▶ WORK REQUIRED: Your reply should be the following data, copied exactly.
· · · ·
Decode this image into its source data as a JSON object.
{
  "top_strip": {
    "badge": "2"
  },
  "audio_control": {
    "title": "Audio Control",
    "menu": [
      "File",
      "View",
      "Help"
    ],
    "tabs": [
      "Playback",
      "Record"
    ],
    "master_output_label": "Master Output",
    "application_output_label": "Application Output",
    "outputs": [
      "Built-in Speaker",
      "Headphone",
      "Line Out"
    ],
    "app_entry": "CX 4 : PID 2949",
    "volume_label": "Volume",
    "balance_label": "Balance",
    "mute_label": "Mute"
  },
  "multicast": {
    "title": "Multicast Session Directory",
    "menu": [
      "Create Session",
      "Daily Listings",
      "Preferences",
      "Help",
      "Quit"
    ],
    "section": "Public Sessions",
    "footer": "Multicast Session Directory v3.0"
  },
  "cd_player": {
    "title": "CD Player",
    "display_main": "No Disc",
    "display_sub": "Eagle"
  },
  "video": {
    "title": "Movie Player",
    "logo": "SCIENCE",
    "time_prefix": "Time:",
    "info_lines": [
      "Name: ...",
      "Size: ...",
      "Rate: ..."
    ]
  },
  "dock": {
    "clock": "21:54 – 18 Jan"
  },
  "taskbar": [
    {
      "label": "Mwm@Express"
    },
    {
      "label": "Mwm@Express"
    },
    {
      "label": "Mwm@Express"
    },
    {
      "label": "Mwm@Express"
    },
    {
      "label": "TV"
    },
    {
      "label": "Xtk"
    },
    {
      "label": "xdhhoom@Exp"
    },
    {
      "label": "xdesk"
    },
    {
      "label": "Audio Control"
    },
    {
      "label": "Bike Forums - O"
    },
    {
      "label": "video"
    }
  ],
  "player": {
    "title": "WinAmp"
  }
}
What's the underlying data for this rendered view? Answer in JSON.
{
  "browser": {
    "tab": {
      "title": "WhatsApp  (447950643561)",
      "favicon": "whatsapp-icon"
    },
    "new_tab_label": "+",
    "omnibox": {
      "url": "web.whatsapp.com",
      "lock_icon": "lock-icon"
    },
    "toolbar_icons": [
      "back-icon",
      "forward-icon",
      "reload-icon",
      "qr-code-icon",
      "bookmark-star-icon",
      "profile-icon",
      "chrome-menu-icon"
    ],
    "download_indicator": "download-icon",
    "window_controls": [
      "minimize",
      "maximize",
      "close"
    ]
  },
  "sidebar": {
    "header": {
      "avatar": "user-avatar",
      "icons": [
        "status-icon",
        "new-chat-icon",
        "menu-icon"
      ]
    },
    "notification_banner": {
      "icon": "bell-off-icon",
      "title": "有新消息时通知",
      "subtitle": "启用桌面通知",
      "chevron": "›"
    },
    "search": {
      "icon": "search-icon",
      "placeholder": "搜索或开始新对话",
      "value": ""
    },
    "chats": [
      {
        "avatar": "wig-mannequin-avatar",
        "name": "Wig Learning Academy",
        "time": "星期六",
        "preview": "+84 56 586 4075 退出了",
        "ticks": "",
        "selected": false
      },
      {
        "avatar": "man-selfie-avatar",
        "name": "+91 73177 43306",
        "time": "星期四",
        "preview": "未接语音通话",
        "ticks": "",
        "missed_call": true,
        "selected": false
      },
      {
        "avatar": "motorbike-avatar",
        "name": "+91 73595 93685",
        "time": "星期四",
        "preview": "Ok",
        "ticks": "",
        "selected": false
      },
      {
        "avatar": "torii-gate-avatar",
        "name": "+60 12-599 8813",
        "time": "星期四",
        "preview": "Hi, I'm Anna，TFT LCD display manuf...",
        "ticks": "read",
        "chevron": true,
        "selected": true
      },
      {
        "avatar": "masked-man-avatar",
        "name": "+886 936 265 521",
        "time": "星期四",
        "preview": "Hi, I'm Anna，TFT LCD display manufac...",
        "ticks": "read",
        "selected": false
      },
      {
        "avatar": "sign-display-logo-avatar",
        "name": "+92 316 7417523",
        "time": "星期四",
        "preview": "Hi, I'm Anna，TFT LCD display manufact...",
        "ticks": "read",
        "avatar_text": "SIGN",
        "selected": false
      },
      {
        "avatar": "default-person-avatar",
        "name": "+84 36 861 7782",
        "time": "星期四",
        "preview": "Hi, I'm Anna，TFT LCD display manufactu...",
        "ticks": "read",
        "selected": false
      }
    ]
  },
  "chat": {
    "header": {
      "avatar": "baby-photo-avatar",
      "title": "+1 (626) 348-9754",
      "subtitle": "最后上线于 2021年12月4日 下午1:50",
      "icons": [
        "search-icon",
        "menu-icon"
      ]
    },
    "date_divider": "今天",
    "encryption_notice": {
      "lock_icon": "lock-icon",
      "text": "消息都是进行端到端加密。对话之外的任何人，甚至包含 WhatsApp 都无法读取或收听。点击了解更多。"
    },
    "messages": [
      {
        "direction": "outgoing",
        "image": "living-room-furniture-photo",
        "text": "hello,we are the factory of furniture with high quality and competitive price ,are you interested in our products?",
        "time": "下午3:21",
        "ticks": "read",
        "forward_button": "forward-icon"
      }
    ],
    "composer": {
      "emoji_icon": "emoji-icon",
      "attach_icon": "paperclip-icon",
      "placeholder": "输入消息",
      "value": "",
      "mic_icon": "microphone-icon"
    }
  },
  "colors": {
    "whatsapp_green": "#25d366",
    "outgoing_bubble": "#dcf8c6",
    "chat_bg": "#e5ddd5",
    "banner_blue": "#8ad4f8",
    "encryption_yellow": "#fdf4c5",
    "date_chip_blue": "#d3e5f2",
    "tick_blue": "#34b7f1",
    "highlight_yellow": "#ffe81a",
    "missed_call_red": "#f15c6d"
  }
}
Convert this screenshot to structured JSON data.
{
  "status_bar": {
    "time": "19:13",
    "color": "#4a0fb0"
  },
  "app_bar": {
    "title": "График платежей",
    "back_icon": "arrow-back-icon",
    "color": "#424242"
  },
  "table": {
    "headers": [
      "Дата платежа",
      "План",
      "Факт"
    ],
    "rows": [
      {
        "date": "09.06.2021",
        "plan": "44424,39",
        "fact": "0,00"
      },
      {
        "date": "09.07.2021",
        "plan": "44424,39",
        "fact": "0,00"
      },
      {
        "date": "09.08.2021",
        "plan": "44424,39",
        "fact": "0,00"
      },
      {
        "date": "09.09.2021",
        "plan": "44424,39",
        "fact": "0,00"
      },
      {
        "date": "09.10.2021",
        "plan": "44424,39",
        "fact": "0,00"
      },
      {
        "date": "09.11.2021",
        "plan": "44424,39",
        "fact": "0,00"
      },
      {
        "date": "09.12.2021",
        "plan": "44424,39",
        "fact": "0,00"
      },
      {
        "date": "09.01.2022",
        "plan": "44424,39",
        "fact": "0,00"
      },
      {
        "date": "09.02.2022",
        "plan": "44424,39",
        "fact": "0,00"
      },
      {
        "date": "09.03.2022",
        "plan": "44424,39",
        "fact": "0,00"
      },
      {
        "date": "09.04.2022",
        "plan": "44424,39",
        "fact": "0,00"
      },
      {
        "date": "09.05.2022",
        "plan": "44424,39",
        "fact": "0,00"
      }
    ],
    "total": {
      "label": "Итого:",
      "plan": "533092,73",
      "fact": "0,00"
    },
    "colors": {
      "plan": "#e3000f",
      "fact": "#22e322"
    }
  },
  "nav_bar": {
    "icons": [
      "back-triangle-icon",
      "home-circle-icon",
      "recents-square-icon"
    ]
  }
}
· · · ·
▶ ANSWER BELOW:
Decode this image into its source data as a JSON object.
{
  "top_strip": {
    "badge": "2"
  },
  "audio_control": {
    "title": "Audio Control",
    "menu": [
      "File",
      "View",
      "Help"
    ],
    "tabs": [
      "Playback",
      "Record"
    ],
    "master_output_label": "Master Output",
    "application_output_label": "Application Output",
    "outputs": [
      "Built-in Speaker",
      "Headphone",
      "Line Out"
    ],
    "app_entry": "CX 4 : PID 2949",
    "volume_label": "Volume",
    "balance_label": "Balance",
    "mute_label": "Mute"
  },
  "multicast": {
    "title": "Multicast Session Directory",
    "menu": [
      "Create Session",
      "Daily Listings",
      "Preferences",
      "Help",
      "Quit"
    ],
    "section": "Public Sessions",
    "footer": "Multicast Session Directory v3.0"
  },
  "cd_player": {
    "title": "CD Player",
    "display_main": "No Disc",
    "display_sub": "Eagle"
  },
  "video": {
    "title": "Movie Player",
    "logo": "SCIENCE",
    "time_prefix": "Time:",
    "info_lines": [
      "Name: ...",
      "Size: ...",
      "Rate: ..."
    ]
  },
  "dock": {
    "clock": "21:54 – 18 Jan"
  },
  "taskbar": [
    {
      "label": "Mwm@Express"
    },
    {
      "label": "Mwm@Express"
    },
    {
      "label": "Mwm@Express"
    },
    {
      "label": "Mwm@Express"
    },
    {
      "label": "TV"
    },
    {
      "label": "Xtk"
    },
    {
      "label": "xdhhoom@Exp"
    },
    {
      "label": "xdesk"
    },
    {
      "label": "Audio Control"
    },
    {
      "label": "Bike Forums - O"
    },
    {
      "label": "video"
    }
  ],
  "player": {
    "title": "WinAmp"
  }
}
What's the underlying data for this rendered view? Answer in JSON.
{
  "browser": {
    "tab": {
      "title": "WhatsApp  (447950643561)",
      "favicon": "whatsapp-icon"
    },
    "new_tab_label": "+",
    "omnibox": {
      "url": "web.whatsapp.com",
      "lock_icon": "lock-icon"
    },
    "toolbar_icons": [
      "back-icon",
      "forward-icon",
      "reload-icon",
      "qr-code-icon",
      "bookmark-star-icon",
      "profile-icon",
      "chrome-menu-icon"
    ],
    "download_indicator": "download-icon",
    "window_controls": [
      "minimize",
      "maximize",
      "close"
    ]
  },
  "sidebar": {
    "header": {
      "avatar": "user-avatar",
      "icons": [
        "status-icon",
        "new-chat-icon",
        "menu-icon"
      ]
    },
    "notification_banner": {
      "icon": "bell-off-icon",
      "title": "有新消息时通知",
      "subtitle": "启用桌面通知",
      "chevron": "›"
    },
    "search": {
      "icon": "search-icon",
      "placeholder": "搜索或开始新对话",
      "value": ""
    },
    "chats": [
      {
        "avatar": "wig-mannequin-avatar",
        "name": "Wig Learning Academy",
        "time": "星期六",
        "preview": "+84 56 586 4075 退出了",
        "ticks": "",
        "selected": false
      },
      {
        "avatar": "man-selfie-avatar",
        "name": "+91 73177 43306",
        "time": "星期四",
        "preview": "未接语音通话",
        "ticks": "",
        "missed_call": true,
        "selected": false
      },
      {
        "avatar": "motorbike-avatar",
        "name": "+91 73595 93685",
        "time": "星期四",
        "preview": "Ok",
        "ticks": "",
        "selected": false
      },
      {
        "avatar": "torii-gate-avatar",
        "name": "+60 12-599 8813",
        "time": "星期四",
        "preview": "Hi, I'm Anna，TFT LCD display manuf...",
        "ticks": "read",
        "chevron": true,
        "selected": true
      },
      {
        "avatar": "masked-man-avatar",
        "name": "+886 936 265 521",
        "time": "星期四",
        "preview": "Hi, I'm Anna，TFT LCD display manufac...",
        "ticks": "read",
        "selected": false
      },
      {
        "avatar": "sign-display-logo-avatar",
        "name": "+92 316 7417523",
        "time": "星期四",
        "preview": "Hi, I'm Anna，TFT LCD display manufact...",
        "ticks": "read",
        "avatar_text": "SIGN",
        "selected": false
      },
      {
        "avatar": "default-person-avatar",
        "name": "+84 36 861 7782",
        "time": "星期四",
        "preview": "Hi, I'm Anna，TFT LCD display manufactu...",
        "ticks": "read",
        "selected": false
      }
    ]
  },
  "chat": {
    "header": {
      "avatar": "baby-photo-avatar",
      "title": "+1 (626) 348-9754",
      "subtitle": "最后上线于 2021年12月4日 下午1:50",
      "icons": [
        "search-icon",
        "menu-icon"
      ]
    },
    "date_divider": "今天",
    "encryption_notice": {
      "lock_icon": "lock-icon",
      "text": "消息都是进行端到端加密。对话之外的任何人，甚至包含 WhatsApp 都无法读取或收听。点击了解更多。"
    },
    "messages": [
      {
        "direction": "outgoing",
        "image": "living-room-furniture-photo",
        "text": "hello,we are the factory of furniture with high quality and competitive price ,are you interested in our products?",
        "time": "下午3:21",
        "ticks": "read",
        "forward_button": "forward-icon"
      }
    ],
    "composer": {
      "emoji_icon": "emoji-icon",
      "attach_icon": "paperclip-icon",
      "placeholder": "输入消息",
      "value": "",
      "mic_icon": "microphone-icon"
    }
  },
  "colors": {
    "whatsapp_green": "#25d366",
    "outgoing_bubble": "#dcf8c6",
    "chat_bg": "#e5ddd5",
    "banner_blue": "#8ad4f8",
    "encryption_yellow": "#fdf4c5",
    "date_chip_blue": "#d3e5f2",
    "tick_blue": "#34b7f1",
    "highlight_yellow": "#ffe81a",
    "missed_call_red": "#f15c6d"
  }
}
Convert this screenshot to structured JSON data.
{
  "status_bar": {
    "time": "19:13",
    "color": "#4a0fb0"
  },
  "app_bar": {
    "title": "График платежей",
    "back_icon": "arrow-back-icon",
    "color": "#424242"
  },
  "table": {
    "headers": [
      "Дата платежа",
      "План",
      "Факт"
    ],
    "rows": [
      {
        "date": "09.06.2021",
        "plan": "44424,39",
        "fact": "0,00"
      },
      {
        "date": "09.07.2021",
        "plan": "44424,39",
        "fact": "0,00"
      },
      {
        "date": "09.08.2021",
        "plan": "44424,39",
        "fact": "0,00"
      },
      {
        "date": "09.09.2021",
        "plan": "44424,39",
        "fact": "0,00"
      },
      {
        "date": "09.10.2021",
        "plan": "44424,39",
        "fact": "0,00"
      },
      {
        "date": "09.11.2021",
        "plan": "44424,39",
        "fact": "0,00"
      },
      {
        "date": "09.12.2021",
        "plan": "44424,39",
        "fact": "0,00"
      },
      {
        "date": "09.01.2022",
        "plan": "44424,39",
        "fact": "0,00"
      },
      {
        "date": "09.02.2022",
        "plan": "44424,39",
        "fact": "0,00"
      },
      {
        "date": "09.03.2022",
        "plan": "44424,39",
        "fact": "0,00"
      },
      {
        "date": "09.04.2022",
        "plan": "44424,39",
        "fact": "0,00"
      },
      {
        "date": "09.05.2022",
        "plan": "44424,39",
        "fact": "0,00"
      }
    ],
    "total": {
      "label": "Итого:",
      "plan": "533092,73",
      "fact": "0,00"
    },
    "colors": {
      "plan": "#e3000f",
      "fact": "#22e322"
    }
  },
  "nav_bar": {
    "icons": [
      "back-triangle-icon",
      "home-circle-icon",
      "recents-square-icon"
    ]
  }
}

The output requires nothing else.